Problem statement. Please copy each line of the records below that holds the word "Material".

[Dataset rows describing interfaces]
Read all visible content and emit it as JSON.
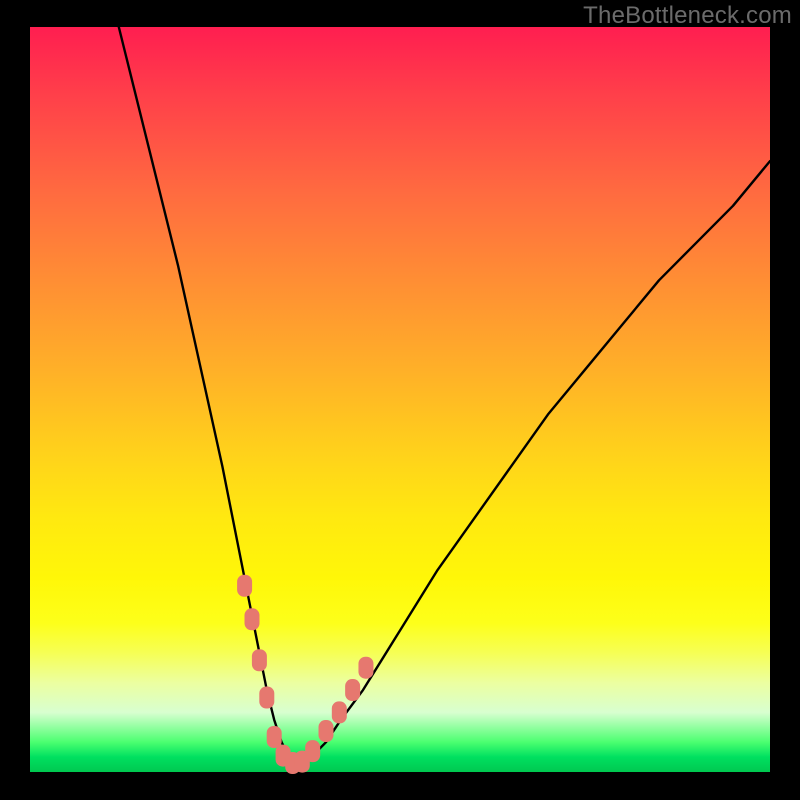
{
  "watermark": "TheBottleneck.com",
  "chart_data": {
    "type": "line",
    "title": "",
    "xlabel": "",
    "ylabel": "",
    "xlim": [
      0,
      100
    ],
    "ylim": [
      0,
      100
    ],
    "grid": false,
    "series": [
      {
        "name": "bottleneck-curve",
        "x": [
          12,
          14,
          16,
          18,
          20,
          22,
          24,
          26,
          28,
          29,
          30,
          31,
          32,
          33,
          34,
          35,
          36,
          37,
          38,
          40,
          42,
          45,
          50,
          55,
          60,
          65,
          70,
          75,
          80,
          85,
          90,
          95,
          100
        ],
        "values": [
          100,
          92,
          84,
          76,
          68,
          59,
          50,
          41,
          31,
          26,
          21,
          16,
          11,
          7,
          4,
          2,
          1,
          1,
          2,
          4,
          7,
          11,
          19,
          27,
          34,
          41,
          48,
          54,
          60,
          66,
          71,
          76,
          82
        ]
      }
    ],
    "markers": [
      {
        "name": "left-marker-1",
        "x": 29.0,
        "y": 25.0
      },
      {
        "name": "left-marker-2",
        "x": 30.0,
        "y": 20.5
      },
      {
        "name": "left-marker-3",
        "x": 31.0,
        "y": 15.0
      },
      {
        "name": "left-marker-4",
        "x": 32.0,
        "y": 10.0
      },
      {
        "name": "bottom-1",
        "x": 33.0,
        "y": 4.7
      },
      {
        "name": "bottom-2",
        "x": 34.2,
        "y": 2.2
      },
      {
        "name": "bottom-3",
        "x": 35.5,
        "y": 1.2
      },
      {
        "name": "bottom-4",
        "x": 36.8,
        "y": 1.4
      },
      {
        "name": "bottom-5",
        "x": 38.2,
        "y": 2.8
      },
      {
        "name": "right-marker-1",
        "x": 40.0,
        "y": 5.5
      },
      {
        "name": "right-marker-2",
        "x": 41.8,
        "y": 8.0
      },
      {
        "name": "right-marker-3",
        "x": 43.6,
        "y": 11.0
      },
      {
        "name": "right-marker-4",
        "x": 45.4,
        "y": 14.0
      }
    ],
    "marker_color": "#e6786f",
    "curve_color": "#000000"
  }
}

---

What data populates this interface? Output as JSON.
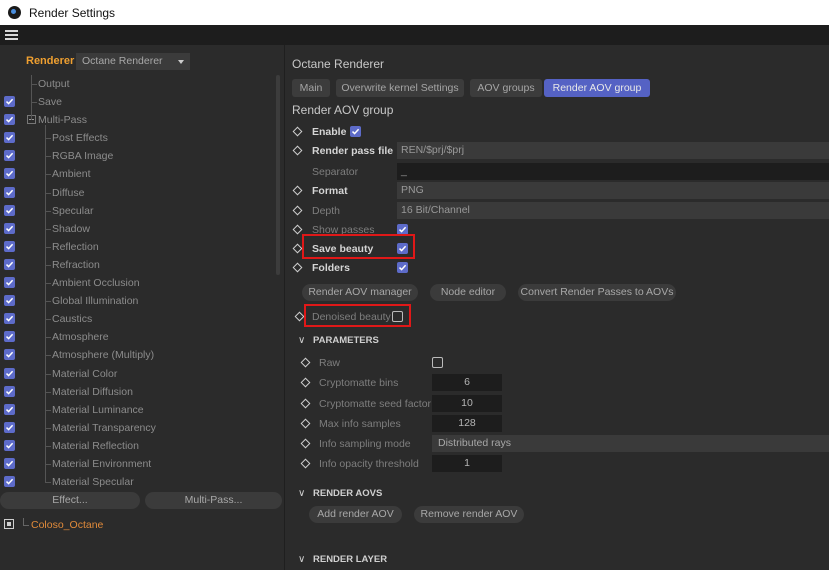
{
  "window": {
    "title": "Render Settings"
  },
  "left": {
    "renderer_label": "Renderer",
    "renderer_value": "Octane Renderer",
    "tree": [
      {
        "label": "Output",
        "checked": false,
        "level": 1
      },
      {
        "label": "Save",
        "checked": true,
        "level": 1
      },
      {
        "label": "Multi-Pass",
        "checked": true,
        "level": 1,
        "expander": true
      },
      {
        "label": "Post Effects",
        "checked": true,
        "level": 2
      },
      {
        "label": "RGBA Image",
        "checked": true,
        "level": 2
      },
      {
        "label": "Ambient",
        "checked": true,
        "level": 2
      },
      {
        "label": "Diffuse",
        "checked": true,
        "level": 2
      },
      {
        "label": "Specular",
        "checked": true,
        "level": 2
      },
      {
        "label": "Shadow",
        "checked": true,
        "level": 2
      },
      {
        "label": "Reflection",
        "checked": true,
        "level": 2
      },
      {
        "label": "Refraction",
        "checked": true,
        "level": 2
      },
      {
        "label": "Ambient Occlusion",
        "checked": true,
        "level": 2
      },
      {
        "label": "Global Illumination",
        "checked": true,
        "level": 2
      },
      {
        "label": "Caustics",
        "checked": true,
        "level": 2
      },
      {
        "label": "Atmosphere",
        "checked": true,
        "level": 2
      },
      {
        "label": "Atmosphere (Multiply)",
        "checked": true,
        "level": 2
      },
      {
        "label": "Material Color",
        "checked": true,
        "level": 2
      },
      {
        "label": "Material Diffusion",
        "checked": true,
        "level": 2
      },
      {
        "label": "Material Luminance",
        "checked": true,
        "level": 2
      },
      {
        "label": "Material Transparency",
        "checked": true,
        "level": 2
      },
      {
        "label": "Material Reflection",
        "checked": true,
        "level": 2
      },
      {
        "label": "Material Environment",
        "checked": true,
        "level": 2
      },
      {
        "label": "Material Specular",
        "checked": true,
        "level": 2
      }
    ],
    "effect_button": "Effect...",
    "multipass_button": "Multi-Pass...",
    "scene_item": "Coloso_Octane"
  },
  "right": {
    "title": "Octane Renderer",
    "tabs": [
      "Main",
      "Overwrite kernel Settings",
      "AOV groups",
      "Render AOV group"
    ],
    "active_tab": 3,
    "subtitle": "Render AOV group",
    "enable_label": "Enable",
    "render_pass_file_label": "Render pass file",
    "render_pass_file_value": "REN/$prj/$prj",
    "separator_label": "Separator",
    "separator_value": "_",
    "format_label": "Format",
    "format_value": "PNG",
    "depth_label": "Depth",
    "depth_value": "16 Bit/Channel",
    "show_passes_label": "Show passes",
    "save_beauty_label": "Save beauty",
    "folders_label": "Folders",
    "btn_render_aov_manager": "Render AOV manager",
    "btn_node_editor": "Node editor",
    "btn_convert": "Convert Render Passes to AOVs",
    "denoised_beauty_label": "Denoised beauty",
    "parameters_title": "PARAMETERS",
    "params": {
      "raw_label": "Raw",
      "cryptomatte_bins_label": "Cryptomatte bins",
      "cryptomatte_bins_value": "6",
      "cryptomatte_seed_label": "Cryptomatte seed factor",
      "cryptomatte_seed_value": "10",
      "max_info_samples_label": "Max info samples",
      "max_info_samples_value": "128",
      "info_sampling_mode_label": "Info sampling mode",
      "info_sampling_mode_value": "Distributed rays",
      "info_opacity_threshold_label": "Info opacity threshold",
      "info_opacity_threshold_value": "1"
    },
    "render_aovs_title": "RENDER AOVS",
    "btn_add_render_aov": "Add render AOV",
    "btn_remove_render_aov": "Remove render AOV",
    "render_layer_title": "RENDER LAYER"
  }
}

The completed task.
        "label": "Material Color",
        "label": "Material Diffusion",
        "label": "Material Luminance",
        "label": "Material Transparency",
        "label": "Material Reflection",
        "label": "Material Environment",
        "label": "Material Specular",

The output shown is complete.